Standard & Poor's, the rating agency, said as the credit cycle shows more evidence of souring, it expects that problem loans will continue to climb through the remainder of the year, not only at Wachovia, but throughout the industry.
The nation's banks are toughening their lending standards. But the restrictions also may have been the result of people just naturally coming up to their credit limits after years of go-for-broke spending.
Some Wall Street analysts cautioned that it may be too early to think that rate-king Greenspan has ``left the building.''
The interest-rate script may change by the time the central bank holds another meeting on Aug. 22. By late summer, the Fed will have pieced together enough information about the economy, which should clear up the confusion about whether last month's reports of a downturn are flukes.
``If the economy is slowing, as it appears to be, then the next big question is, 'To what pace?''' said Allen Sinai, chief global economist for Primark Decision Economics. ``A slowdown from the prior boom could be 4 percent economic growth or 3 percent, or as little as 2 percent.''
The Fed wants to reduce the economy's speed limit to what it views as an acceptable 3.5 to 4 percent annual growth rate, after GDP grew at a brisk 6 percent in the last three quarters.
``In addition, there is yet another question -- whether the hesitation and pause in economic activity in the current quarter is just that, a quarter, perhaps two, period of weakness in response to several quarters of huge booms,'' Sinai said. ''Economic data tend to ebb and flow, on a quarterly basis without necessarily portending a major shift to another growth path.''
Are the negative economic reports too good to be true?
The Conference Board says the economy may have peaked but don't be fooled by one or two months' worth of bad numbers. The slowdown is only temporary, it said, and more interest-rate increases are waiting in the wings.
The economic research group is forecasting that the first quarter of 2000 will be the fastest-growing period of the year, with the Gross Domestic Product climbing by 5 percent, year on year. And by the end of 2000, GDP growth will slow to 4.4 percent. But even such a growth rate would exceed the Fed's acceptable annual growth.

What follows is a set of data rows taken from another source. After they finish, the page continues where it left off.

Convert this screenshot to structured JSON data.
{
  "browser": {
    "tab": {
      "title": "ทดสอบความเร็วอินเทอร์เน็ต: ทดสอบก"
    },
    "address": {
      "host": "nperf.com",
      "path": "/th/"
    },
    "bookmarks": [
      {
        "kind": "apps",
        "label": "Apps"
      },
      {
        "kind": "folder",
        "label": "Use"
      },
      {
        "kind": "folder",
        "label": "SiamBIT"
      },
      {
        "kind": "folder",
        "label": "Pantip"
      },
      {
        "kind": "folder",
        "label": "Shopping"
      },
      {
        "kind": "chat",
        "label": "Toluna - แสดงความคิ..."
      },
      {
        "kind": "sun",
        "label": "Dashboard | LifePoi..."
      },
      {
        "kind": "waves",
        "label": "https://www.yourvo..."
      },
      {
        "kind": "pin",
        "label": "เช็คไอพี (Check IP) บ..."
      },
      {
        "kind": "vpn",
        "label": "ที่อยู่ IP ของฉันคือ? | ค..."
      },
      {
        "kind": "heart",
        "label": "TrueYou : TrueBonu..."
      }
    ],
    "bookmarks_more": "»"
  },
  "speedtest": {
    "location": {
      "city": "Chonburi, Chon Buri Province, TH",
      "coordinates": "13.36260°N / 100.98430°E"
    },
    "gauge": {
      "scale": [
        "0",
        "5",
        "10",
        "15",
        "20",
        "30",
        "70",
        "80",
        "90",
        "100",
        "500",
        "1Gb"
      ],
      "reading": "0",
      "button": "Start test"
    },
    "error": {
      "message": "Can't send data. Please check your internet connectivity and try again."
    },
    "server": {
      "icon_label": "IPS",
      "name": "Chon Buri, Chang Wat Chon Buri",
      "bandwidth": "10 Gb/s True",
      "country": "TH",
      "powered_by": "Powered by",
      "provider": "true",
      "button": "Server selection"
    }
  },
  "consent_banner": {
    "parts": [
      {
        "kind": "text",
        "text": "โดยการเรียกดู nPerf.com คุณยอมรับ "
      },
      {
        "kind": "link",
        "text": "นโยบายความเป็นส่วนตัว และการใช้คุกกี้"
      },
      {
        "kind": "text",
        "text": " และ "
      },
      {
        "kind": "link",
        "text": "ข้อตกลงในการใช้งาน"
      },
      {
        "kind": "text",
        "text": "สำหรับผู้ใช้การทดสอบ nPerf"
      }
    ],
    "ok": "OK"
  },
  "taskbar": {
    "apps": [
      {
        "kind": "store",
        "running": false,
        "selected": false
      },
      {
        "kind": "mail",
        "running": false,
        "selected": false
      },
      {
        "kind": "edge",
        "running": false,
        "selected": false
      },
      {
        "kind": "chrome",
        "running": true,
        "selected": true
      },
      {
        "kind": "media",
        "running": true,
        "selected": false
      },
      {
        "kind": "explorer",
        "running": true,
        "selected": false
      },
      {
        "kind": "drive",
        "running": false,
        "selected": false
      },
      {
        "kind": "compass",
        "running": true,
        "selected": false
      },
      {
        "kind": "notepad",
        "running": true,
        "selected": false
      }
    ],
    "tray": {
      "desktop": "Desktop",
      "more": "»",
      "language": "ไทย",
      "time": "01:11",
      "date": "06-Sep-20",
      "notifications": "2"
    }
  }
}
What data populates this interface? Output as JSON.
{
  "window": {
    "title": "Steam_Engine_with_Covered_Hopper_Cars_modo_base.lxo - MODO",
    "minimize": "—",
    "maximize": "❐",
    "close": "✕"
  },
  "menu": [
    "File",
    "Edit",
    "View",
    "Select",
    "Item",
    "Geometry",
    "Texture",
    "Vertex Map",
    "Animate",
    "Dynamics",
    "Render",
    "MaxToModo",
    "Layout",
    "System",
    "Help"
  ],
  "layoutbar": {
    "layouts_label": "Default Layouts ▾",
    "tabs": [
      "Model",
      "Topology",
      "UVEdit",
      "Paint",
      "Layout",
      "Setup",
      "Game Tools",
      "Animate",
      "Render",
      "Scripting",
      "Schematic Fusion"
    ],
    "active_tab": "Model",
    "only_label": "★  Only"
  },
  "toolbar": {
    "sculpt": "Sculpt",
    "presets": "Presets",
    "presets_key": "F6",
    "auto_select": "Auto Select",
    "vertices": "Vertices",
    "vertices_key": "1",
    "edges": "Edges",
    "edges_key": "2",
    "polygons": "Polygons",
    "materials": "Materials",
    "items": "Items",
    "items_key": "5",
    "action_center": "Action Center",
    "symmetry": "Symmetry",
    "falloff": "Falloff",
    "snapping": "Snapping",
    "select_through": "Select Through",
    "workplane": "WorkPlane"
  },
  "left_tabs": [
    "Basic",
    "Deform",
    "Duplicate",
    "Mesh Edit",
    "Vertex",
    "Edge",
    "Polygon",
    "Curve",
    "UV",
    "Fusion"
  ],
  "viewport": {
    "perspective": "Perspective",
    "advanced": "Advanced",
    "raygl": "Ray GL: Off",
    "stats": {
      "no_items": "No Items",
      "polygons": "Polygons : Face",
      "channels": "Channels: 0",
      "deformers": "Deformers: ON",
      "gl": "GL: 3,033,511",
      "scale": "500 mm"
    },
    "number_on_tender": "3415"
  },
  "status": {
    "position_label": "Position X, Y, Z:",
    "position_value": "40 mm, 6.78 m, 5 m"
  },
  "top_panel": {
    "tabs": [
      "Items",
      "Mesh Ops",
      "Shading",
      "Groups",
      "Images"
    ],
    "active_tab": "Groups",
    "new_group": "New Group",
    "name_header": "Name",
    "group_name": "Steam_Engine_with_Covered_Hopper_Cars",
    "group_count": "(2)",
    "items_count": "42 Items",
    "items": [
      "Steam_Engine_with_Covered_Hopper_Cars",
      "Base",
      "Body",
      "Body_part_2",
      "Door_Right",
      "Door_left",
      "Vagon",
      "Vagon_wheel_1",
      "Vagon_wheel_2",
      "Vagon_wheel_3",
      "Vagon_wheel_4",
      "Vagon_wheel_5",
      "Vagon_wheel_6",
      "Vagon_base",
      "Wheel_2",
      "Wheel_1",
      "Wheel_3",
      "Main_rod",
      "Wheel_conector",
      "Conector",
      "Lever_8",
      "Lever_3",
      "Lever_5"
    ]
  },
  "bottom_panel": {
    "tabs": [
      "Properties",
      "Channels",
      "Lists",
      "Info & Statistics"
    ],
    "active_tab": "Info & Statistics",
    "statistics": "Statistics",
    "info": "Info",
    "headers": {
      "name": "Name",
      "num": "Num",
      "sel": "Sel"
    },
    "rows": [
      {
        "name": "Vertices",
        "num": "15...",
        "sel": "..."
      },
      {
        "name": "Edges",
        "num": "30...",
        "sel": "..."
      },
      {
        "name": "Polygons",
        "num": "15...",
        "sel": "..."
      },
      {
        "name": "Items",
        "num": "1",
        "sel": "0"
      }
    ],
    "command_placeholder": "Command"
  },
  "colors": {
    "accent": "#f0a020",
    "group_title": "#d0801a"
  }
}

``At these growth rates, the Federal Reserve will still be disposed to raise short-term interest rates for the foreseeable future,'' said Gail Fosler, chief economist for the Conference Board.

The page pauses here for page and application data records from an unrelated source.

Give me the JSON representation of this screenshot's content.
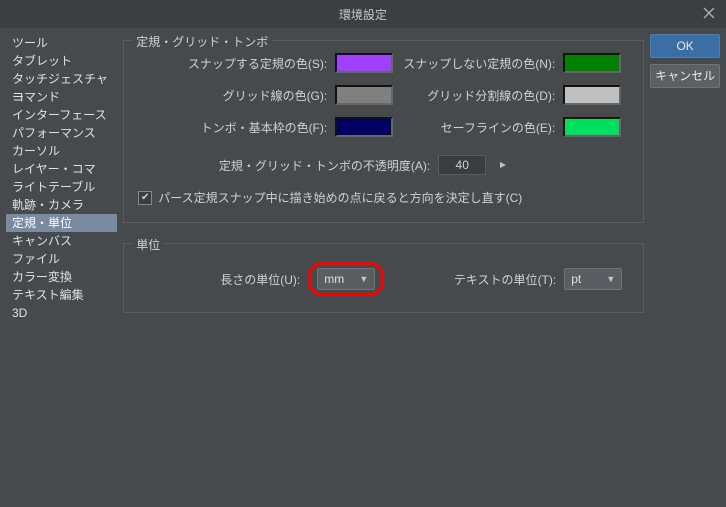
{
  "window": {
    "title": "環境設定"
  },
  "buttons": {
    "ok": "OK",
    "cancel": "キャンセル"
  },
  "sidebar": {
    "items": [
      "ツール",
      "タブレット",
      "タッチジェスチャー",
      "コマンド",
      "インターフェース",
      "パフォーマンス",
      "カーソル",
      "レイヤー・コマ",
      "ライトテーブル",
      "軌跡・カメラ",
      "定規・単位",
      "キャンバス",
      "ファイル",
      "カラー変換",
      "テキスト編集",
      "3D"
    ],
    "selected_index": 10
  },
  "groups": {
    "ruler": {
      "title": "定規・グリッド・トンボ",
      "snap_color_label": "スナップする定規の色(S):",
      "nosnap_color_label": "スナップしない定規の色(N):",
      "grid_line_label": "グリッド線の色(G):",
      "grid_div_label": "グリッド分割線の色(D):",
      "tombo_label": "トンボ・基本枠の色(F):",
      "safeline_label": "セーフラインの色(E):",
      "opacity_label": "定規・グリッド・トンボの不透明度(A):",
      "opacity_value": "40",
      "checkbox_label": "パース定規スナップ中に描き始めの点に戻ると方向を決定し直す(C)",
      "checkbox_checked": true
    },
    "units": {
      "title": "単位",
      "length_label": "長さの単位(U):",
      "length_value": "mm",
      "text_label": "テキストの単位(T):",
      "text_value": "pt"
    }
  }
}
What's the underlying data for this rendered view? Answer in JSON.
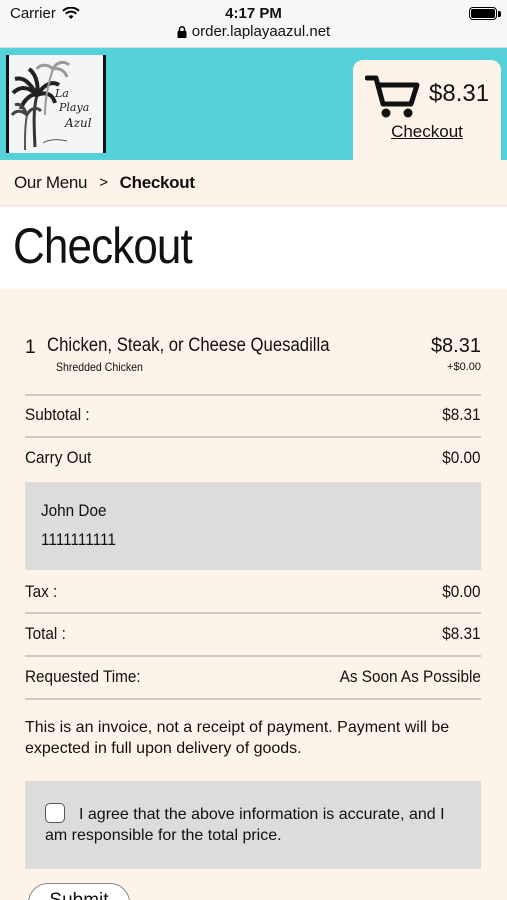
{
  "status_bar": {
    "carrier": "Carrier",
    "time": "4:17 PM"
  },
  "browser": {
    "url": "order.laplayaazul.net"
  },
  "header": {
    "logo_alt": "La Playa Azul",
    "cart_total": "$8.31",
    "checkout_link": "Checkout"
  },
  "breadcrumb": {
    "menu": "Our Menu",
    "separator": ">",
    "current": "Checkout"
  },
  "page_title": "Checkout",
  "order": {
    "items": [
      {
        "qty": "1",
        "name": "Chicken, Steak, or Cheese Quesadilla",
        "modifier": "Shredded Chicken",
        "price": "$8.31",
        "modifier_price": "+$0.00"
      }
    ],
    "subtotal_label": "Subtotal :",
    "subtotal": "$8.31",
    "order_type_label": "Carry Out",
    "order_type_value": "$0.00",
    "contact": {
      "name": "John Doe",
      "phone": "1111111111"
    },
    "tax_label": "Tax :",
    "tax": "$0.00",
    "total_label": "Total :",
    "total": "$8.31",
    "requested_time_label": "Requested Time:",
    "requested_time": "As Soon As Possible"
  },
  "notice": "This is an invoice, not a receipt of payment. Payment will be expected in full upon delivery of goods.",
  "agreement": {
    "label": "I agree that the above information is accurate, and I am responsible for the total price.",
    "checked": false
  },
  "submit_label": "Submit"
}
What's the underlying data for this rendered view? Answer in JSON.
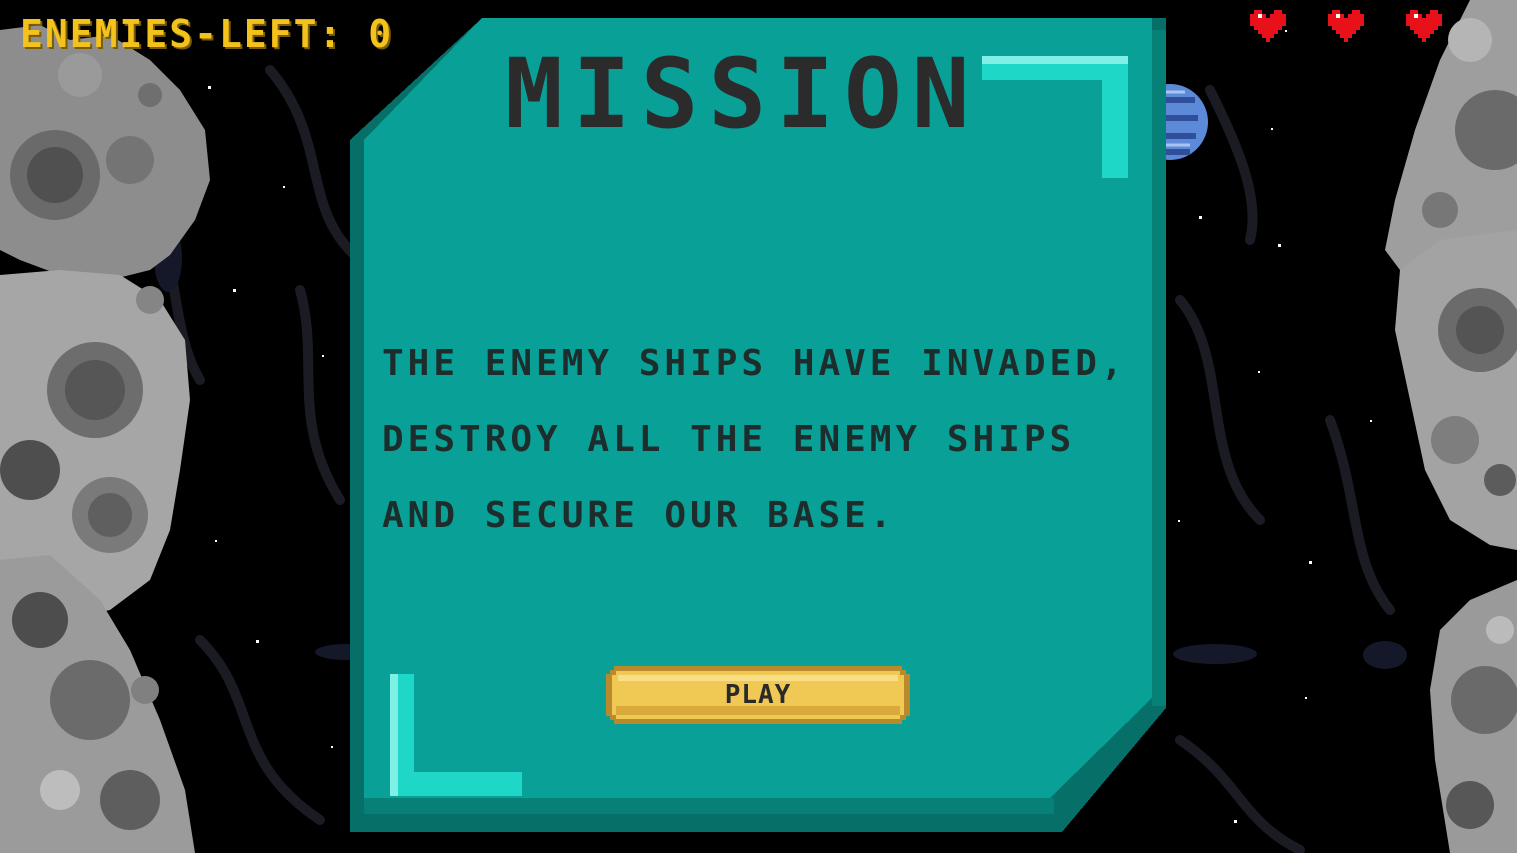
{
  "hud": {
    "enemies_left_label": "ENEMIES-LEFT: 0",
    "lives": [
      "heart-icon",
      "heart-icon",
      "heart-icon"
    ],
    "counter_color": "#f4c21c",
    "heart_color": "#e8111a"
  },
  "mission_panel": {
    "title": "MISSION",
    "lines": [
      "THE ENEMY SHIPS HAVE INVADED,",
      "DESTROY ALL THE ENEMY SHIPS",
      "AND SECURE OUR BASE."
    ],
    "play_label": "PLAY",
    "panel_color": "#09a197",
    "accent_color": "#1ed7c7",
    "button_color": "#f0c955"
  }
}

``In this environment, business will encounter both top-line and bottom-line pressure, with the negative impact on profitability showing up in the second half of the year,'' she said.
The bottom-line is that these are very uncertain times.
For the week, the Dow Jones industrial average was down 44.55 points at 10,404.75. The Nasdaq composite index lost 15.17 at 3,845.39 and the Standard & Poor's 500 index was off 22.97 at 1,441.49.
(Questions or comments can be addressed to Pierre.Belec(at)Reuters.Com).
-- Deb M. (email@example.com), June 25, 2000
YOU ain,t seen nuthin yet!!! the satanic [greed & power hunger] is unraveling!
-- al-d. (firstname.lastname@example.org), June 25, 2000.
You go! Al_D, you are consistent man.
-- JoseMiami (email@example.com), June 25, 2000.
One nice thing about higher interest rates, is that the average Joe with money in the bank, does get a better rate on savings. Today it's easy to find a 7.5% 1 year CD. A year ago, you were lucky to get 6%.
But I guess that's what it's all about. NASDAQ is having a hard time trying to keep even with last year.
So, I guess "the plan" is working???
-- Sysman (firstname.lastname@example.org), June 25, 2000.
It's not so great for those with variable-rate mortgages and credit card accounts, though!
-- Observer (email@example.com), June 25, 2000.
Icy road, hill, bald tires, two martinis.... *the plan* is to keep'er on the road... and we just might... or not.
At this point nothing would surprise me with this topic.
-- Will (firstname.lastname@example.org), June 26, 2000.
the VANITY of misplaced TRUST !!!!
-- al-d. (email@example.com), June 26, 2000.